Records drawn from a dataset
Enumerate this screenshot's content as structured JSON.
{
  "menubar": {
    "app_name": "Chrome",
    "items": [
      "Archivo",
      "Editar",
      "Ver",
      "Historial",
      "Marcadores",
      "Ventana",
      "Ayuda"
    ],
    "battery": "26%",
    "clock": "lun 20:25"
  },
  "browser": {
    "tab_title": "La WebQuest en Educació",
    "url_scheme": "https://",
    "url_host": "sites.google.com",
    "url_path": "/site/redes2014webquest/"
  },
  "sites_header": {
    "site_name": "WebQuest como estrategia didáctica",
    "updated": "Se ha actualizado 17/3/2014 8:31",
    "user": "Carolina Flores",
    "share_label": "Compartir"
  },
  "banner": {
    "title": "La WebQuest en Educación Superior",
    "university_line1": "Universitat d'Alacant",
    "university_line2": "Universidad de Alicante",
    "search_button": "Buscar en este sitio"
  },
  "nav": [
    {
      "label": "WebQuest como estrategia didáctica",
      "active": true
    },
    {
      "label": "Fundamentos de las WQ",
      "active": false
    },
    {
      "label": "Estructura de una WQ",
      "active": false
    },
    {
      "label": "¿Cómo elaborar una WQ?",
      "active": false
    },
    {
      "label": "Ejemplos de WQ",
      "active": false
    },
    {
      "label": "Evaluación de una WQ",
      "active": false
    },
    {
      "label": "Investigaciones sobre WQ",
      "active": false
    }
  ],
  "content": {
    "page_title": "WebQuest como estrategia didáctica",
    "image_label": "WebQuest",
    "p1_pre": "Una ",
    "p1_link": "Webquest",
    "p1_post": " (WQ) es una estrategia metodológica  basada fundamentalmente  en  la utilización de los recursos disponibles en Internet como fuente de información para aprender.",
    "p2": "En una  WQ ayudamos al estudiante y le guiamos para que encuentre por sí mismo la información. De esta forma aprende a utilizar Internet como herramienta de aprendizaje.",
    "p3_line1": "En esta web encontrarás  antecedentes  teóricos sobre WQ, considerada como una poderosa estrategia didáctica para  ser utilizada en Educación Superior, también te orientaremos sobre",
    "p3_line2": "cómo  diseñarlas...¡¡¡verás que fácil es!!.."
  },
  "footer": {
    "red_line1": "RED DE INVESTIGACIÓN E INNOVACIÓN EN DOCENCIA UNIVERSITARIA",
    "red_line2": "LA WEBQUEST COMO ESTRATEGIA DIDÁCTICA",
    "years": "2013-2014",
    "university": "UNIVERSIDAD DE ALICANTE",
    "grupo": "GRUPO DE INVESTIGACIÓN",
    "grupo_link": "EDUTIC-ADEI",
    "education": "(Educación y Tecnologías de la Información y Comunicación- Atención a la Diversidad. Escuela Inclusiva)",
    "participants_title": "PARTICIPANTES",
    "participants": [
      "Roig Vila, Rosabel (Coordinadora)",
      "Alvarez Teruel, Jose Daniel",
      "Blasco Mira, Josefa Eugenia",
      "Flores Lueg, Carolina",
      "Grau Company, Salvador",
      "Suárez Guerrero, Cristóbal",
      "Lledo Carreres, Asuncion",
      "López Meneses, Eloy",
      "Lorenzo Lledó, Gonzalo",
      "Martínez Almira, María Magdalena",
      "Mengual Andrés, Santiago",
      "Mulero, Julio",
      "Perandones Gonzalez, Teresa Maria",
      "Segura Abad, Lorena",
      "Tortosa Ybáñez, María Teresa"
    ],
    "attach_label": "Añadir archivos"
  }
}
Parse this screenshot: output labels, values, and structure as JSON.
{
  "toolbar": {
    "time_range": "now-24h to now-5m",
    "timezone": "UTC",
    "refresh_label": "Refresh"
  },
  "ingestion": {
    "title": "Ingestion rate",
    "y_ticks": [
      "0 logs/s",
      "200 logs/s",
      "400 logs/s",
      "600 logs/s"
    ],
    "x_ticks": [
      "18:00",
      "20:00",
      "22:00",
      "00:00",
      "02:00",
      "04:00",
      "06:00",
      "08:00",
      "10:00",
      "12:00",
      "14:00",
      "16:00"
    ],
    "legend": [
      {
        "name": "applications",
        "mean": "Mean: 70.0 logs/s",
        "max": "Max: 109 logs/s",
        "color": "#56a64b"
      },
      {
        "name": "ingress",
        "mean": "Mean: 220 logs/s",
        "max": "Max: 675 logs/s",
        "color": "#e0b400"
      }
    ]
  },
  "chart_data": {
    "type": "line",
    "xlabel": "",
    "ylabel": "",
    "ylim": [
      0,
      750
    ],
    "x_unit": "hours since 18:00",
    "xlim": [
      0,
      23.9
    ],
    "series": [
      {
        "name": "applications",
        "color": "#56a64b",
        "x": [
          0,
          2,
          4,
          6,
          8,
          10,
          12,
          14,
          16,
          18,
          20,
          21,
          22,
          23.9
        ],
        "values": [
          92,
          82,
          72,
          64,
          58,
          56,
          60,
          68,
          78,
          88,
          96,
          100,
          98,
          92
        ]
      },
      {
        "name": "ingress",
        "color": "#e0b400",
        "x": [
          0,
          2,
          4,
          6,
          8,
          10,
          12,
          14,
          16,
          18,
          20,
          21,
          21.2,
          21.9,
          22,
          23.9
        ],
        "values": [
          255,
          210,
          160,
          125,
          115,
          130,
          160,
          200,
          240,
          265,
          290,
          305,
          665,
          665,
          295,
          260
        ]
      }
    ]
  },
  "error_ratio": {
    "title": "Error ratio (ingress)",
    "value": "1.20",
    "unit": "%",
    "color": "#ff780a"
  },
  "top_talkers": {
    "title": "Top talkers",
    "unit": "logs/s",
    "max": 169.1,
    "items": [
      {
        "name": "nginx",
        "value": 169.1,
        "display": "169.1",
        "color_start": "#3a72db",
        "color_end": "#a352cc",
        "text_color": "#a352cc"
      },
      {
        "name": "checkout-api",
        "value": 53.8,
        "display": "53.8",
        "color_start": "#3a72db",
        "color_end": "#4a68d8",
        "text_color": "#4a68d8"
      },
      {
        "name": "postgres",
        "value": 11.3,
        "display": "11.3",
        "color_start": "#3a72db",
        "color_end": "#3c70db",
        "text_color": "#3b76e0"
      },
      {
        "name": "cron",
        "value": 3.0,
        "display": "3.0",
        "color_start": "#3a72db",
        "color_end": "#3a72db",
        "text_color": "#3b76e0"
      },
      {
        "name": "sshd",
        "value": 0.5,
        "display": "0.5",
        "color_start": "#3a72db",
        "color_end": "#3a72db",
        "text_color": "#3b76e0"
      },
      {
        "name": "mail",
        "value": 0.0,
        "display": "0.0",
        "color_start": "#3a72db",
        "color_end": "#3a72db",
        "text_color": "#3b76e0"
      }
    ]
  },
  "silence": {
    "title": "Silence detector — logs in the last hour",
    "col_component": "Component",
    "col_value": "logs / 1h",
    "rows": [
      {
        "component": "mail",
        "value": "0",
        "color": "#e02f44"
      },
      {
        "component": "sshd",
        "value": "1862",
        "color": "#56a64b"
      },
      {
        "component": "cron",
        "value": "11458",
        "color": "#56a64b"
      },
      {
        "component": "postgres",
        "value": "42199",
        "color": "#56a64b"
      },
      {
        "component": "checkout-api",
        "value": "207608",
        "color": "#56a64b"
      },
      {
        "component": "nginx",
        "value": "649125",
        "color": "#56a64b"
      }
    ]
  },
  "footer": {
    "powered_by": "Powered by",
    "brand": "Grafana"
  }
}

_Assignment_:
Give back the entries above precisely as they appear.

_Answer to this problem_:
Enumerate this screenshot's content as structured JSON.
{
  "menubar": {
    "app_name": "Chrome",
    "items": [
      "Archivo",
      "Editar",
      "Ver",
      "Historial",
      "Marcadores",
      "Ventana",
      "Ayuda"
    ],
    "battery": "26%",
    "clock": "lun 20:25"
  },
  "browser": {
    "tab_title": "La WebQuest en Educació",
    "url_scheme": "https://",
    "url_host": "sites.google.com",
    "url_path": "/site/redes2014webquest/"
  },
  "sites_header": {
    "site_name": "WebQuest como estrategia didáctica",
    "updated": "Se ha actualizado 17/3/2014 8:31",
    "user": "Carolina Flores",
    "share_label": "Compartir"
  },
  "banner": {
    "title": "La WebQuest en Educación Superior",
    "university_line1": "Universitat d'Alacant",
    "university_line2": "Universidad de Alicante",
    "search_button": "Buscar en este sitio"
  },
  "nav": [
    {
      "label": "WebQuest como estrategia didáctica",
      "active": true
    },
    {
      "label": "Fundamentos de las WQ",
      "active": false
    },
    {
      "label": "Estructura de una WQ",
      "active": false
    },
    {
      "label": "¿Cómo elaborar una WQ?",
      "active": false
    },
    {
      "label": "Ejemplos de WQ",
      "active": false
    },
    {
      "label": "Evaluación de una WQ",
      "active": false
    },
    {
      "label": "Investigaciones sobre WQ",
      "active": false
    }
  ],
  "content": {
    "page_title": "WebQuest como estrategia didáctica",
    "image_label": "WebQuest",
    "p1_pre": "Una ",
    "p1_link": "Webquest",
    "p1_post": " (WQ) es una estrategia metodológica  basada fundamentalmente  en  la utilización de los recursos disponibles en Internet como fuente de información para aprender.",
    "p2": "En una  WQ ayudamos al estudiante y le guiamos para que encuentre por sí mismo la información. De esta forma aprende a utilizar Internet como herramienta de aprendizaje.",
    "p3_line1": "En esta web encontrarás  antecedentes  teóricos sobre WQ, considerada como una poderosa estrategia didáctica para  ser utilizada en Educación Superior, también te orientaremos sobre",
    "p3_line2": "cómo  diseñarlas...¡¡¡verás que fácil es!!.."
  },
  "footer": {
    "red_line1": "RED DE INVESTIGACIÓN E INNOVACIÓN EN DOCENCIA UNIVERSITARIA",
    "red_line2": "LA WEBQUEST COMO ESTRATEGIA DIDÁCTICA",
    "years": "2013-2014",
    "university": "UNIVERSIDAD DE ALICANTE",
    "grupo": "GRUPO DE INVESTIGACIÓN",
    "grupo_link": "EDUTIC-ADEI",
    "education": "(Educación y Tecnologías de la Información y Comunicación- Atención a la Diversidad. Escuela Inclusiva)",
    "participants_title": "PARTICIPANTES",
    "participants": [
      "Roig Vila, Rosabel (Coordinadora)",
      "Alvarez Teruel, Jose Daniel",
      "Blasco Mira, Josefa Eugenia",
      "Flores Lueg, Carolina",
      "Grau Company, Salvador",
      "Suárez Guerrero, Cristóbal",
      "Lledo Carreres, Asuncion",
      "López Meneses, Eloy",
      "Lorenzo Lledó, Gonzalo",
      "Martínez Almira, María Magdalena",
      "Mengual Andrés, Santiago",
      "Mulero, Julio",
      "Perandones Gonzalez, Teresa Maria",
      "Segura Abad, Lorena",
      "Tortosa Ybáñez, María Teresa"
    ],
    "attach_label": "Añadir archivos"
  }
}
Parse this screenshot: output labels, values, and structure as JSON.
{
  "toolbar": {
    "time_range": "now-24h to now-5m",
    "timezone": "UTC",
    "refresh_label": "Refresh"
  },
  "ingestion": {
    "title": "Ingestion rate",
    "y_ticks": [
      "0 logs/s",
      "200 logs/s",
      "400 logs/s",
      "600 logs/s"
    ],
    "x_ticks": [
      "18:00",
      "20:00",
      "22:00",
      "00:00",
      "02:00",
      "04:00",
      "06:00",
      "08:00",
      "10:00",
      "12:00",
      "14:00",
      "16:00"
    ],
    "legend": [
      {
        "name": "applications",
        "mean": "Mean: 70.0 logs/s",
        "max": "Max: 109 logs/s",
        "color": "#56a64b"
      },
      {
        "name": "ingress",
        "mean": "Mean: 220 logs/s",
        "max": "Max: 675 logs/s",
        "color": "#e0b400"
      }
    ]
  },
  "chart_data": {
    "type": "line",
    "xlabel": "",
    "ylabel": "",
    "ylim": [
      0,
      750
    ],
    "x_unit": "hours since 18:00",
    "xlim": [
      0,
      23.9
    ],
    "series": [
      {
        "name": "applications",
        "color": "#56a64b",
        "x": [
          0,
          2,
          4,
          6,
          8,
          10,
          12,
          14,
          16,
          18,
          20,
          21,
          22,
          23.9
        ],
        "values": [
          92,
          82,
          72,
          64,
          58,
          56,
          60,
          68,
          78,
          88,
          96,
          100,
          98,
          92
        ]
      },
      {
        "name": "ingress",
        "color": "#e0b400",
        "x": [
          0,
          2,
          4,
          6,
          8,
          10,
          12,
          14,
          16,
          18,
          20,
          21,
          21.2,
          21.9,
          22,
          23.9
        ],
        "values": [
          255,
          210,
          160,
          125,
          115,
          130,
          160,
          200,
          240,
          265,
          290,
          305,
          665,
          665,
          295,
          260
        ]
      }
    ]
  },
  "error_ratio": {
    "title": "Error ratio (ingress)",
    "value": "1.20",
    "unit": "%",
    "color": "#ff780a"
  },
  "top_talkers": {
    "title": "Top talkers",
    "unit": "logs/s",
    "max": 169.1,
    "items": [
      {
        "name": "nginx",
        "value": 169.1,
        "display": "169.1",
        "color_start": "#3a72db",
        "color_end": "#a352cc",
        "text_color": "#a352cc"
      },
      {
        "name": "checkout-api",
        "value": 53.8,
        "display": "53.8",
        "color_start": "#3a72db",
        "color_end": "#4a68d8",
        "text_color": "#4a68d8"
      },
      {
        "name": "postgres",
        "value": 11.3,
        "display": "11.3",
        "color_start": "#3a72db",
        "color_end": "#3c70db",
        "text_color": "#3b76e0"
      },
      {
        "name": "cron",
        "value": 3.0,
        "display": "3.0",
        "color_start": "#3a72db",
        "color_end": "#3a72db",
        "text_color": "#3b76e0"
      },
      {
        "name": "sshd",
        "value": 0.5,
        "display": "0.5",
        "color_start": "#3a72db",
        "color_end": "#3a72db",
        "text_color": "#3b76e0"
      },
      {
        "name": "mail",
        "value": 0.0,
        "display": "0.0",
        "color_start": "#3a72db",
        "color_end": "#3a72db",
        "text_color": "#3b76e0"
      }
    ]
  },
  "silence": {
    "title": "Silence detector — logs in the last hour",
    "col_component": "Component",
    "col_value": "logs / 1h",
    "rows": [
      {
        "component": "mail",
        "value": "0",
        "color": "#e02f44"
      },
      {
        "component": "sshd",
        "value": "1862",
        "color": "#56a64b"
      },
      {
        "component": "cron",
        "value": "11458",
        "color": "#56a64b"
      },
      {
        "component": "postgres",
        "value": "42199",
        "color": "#56a64b"
      },
      {
        "component": "checkout-api",
        "value": "207608",
        "color": "#56a64b"
      },
      {
        "component": "nginx",
        "value": "649125",
        "color": "#56a64b"
      }
    ]
  },
  "footer": {
    "powered_by": "Powered by",
    "brand": "Grafana"
  }
}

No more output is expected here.